News Archives » fiscal cliff
New Year’s Resolutions and Corporate Social Responsibility January 10th, 2013
The year-end transition is again replete with the consideration of resolutions concerning possible changes in behavior, activities or other patterns of action. Little seems to be known or reported about how many of these benchmarks or objectives are fulfilled or about how contented those who made resolutions are as the New Year unfolds.
First Step to Avoid the Fiscal Cliff: Close Offshore Tax Loopholes December 6th, 2012Offshore Tax Dodging Costs U.S. $150 Billion Annually; U.S. PIRG Illustrates Impact with 16 Dramatic Ways Lost Revenue Could Be Used
With Congress scrambling to agree on ways to reduce the deficit, U.S. Public Interest Research Group (U.S. PIRG) released a new analysis pointing out a clear first step to avoid the “fiscal cliff”: closing offshore tax loopholes. Many of America’s largest corporations and wealthiest individuals use accounting gimmicks to shift profits made in America to offshore tax havens, where they pay little to no taxes. This tax avoidance costs the federal government an estimated $150 billion in tax revenue each year. U.S. PIRG’s new data illustrates the size of this loss with 16 dramatic ways $150 billion could be spent.
“When corporations skip out on their taxes, the rest of us are left to pick up their tab,” said Dan Smith, Tax and Budget Advocate for U.S. PIRG. “Right now, this kind of tax dodging is perfectly legal, but it’s not fair and it’s time to put an end to it.”
At least 83 of the top 100 publicly traded corporations in the U.S. make use of tax havens, according to the GAO. American companies like Wal-Mart, Coca Cola, and Pfizer – which benefit from our educated workforce, infrastructure, and security – keep more than 70% of their cash offshore. Thirty of America’s largest, most profitable corporations actually made money off our tax code between 2008 and 2010 by avoiding taxes altogether and receiving tax rebates from the government. By using offshore tax havens, corporations and wealthy individuals shift their tax burden to ordinary Americans and small businesses, forcing us make up the difference through cuts to public services, a bigger deficit, or higher taxes for everyday citizens.
Click here to read more »
Corporate Responsibility and the ‘Fiscal Cliff’ December 3rd, 2012

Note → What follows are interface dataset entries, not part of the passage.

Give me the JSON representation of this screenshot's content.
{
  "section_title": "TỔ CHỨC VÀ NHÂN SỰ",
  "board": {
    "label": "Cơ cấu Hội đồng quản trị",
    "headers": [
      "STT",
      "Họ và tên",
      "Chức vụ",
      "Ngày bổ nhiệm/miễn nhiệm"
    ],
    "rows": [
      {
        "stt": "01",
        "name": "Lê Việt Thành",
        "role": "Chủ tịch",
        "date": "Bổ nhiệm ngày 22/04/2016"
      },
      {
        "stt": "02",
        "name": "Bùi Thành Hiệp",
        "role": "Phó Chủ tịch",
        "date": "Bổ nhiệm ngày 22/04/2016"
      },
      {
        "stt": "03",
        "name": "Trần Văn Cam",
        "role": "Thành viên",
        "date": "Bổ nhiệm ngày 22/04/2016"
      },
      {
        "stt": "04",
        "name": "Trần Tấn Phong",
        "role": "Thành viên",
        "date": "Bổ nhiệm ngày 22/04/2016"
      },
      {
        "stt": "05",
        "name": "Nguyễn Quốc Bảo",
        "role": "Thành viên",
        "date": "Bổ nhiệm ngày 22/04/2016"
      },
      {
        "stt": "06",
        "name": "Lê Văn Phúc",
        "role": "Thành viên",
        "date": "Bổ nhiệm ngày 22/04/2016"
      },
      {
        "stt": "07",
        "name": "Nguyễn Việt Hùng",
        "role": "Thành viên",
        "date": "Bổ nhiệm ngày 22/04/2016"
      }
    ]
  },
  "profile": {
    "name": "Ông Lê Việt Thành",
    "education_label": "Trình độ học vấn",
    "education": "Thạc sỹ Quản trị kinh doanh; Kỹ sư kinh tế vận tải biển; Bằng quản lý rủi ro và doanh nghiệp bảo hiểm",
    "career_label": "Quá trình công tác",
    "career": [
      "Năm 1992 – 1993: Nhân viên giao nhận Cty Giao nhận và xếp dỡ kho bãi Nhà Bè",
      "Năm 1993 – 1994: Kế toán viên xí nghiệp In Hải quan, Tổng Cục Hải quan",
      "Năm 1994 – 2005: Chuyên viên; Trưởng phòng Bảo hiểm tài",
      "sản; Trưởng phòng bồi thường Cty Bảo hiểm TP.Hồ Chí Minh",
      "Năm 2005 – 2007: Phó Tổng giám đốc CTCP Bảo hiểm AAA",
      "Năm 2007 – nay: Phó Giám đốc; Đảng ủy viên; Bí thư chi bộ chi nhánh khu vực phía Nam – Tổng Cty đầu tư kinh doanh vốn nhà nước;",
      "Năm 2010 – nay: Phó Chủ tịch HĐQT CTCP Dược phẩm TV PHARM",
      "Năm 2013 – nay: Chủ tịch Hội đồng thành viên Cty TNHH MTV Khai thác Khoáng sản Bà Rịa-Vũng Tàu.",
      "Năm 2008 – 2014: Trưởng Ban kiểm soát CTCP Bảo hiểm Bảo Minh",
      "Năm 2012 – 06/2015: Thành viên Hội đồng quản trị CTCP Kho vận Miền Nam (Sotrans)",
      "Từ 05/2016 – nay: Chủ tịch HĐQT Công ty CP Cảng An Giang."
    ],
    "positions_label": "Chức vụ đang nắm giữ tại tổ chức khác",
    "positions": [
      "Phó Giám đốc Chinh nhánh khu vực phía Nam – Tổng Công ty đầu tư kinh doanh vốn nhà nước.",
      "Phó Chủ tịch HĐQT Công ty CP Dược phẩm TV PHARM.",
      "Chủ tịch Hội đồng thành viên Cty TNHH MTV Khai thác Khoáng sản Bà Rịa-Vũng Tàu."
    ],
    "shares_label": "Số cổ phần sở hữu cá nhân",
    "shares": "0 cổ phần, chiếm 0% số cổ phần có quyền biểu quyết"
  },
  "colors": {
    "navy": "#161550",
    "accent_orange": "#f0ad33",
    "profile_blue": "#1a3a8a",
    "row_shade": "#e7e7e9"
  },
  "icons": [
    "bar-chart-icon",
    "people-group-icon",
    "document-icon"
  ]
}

In this latest Huffington Post blog, Fr. Seamus Finn OMI argues that corporations benefit from the social and physical infrastructure for which we collectively pay. Hence, their tax contribution, or lack therof, needs to be part of the conversation. Read this timely and interesting post…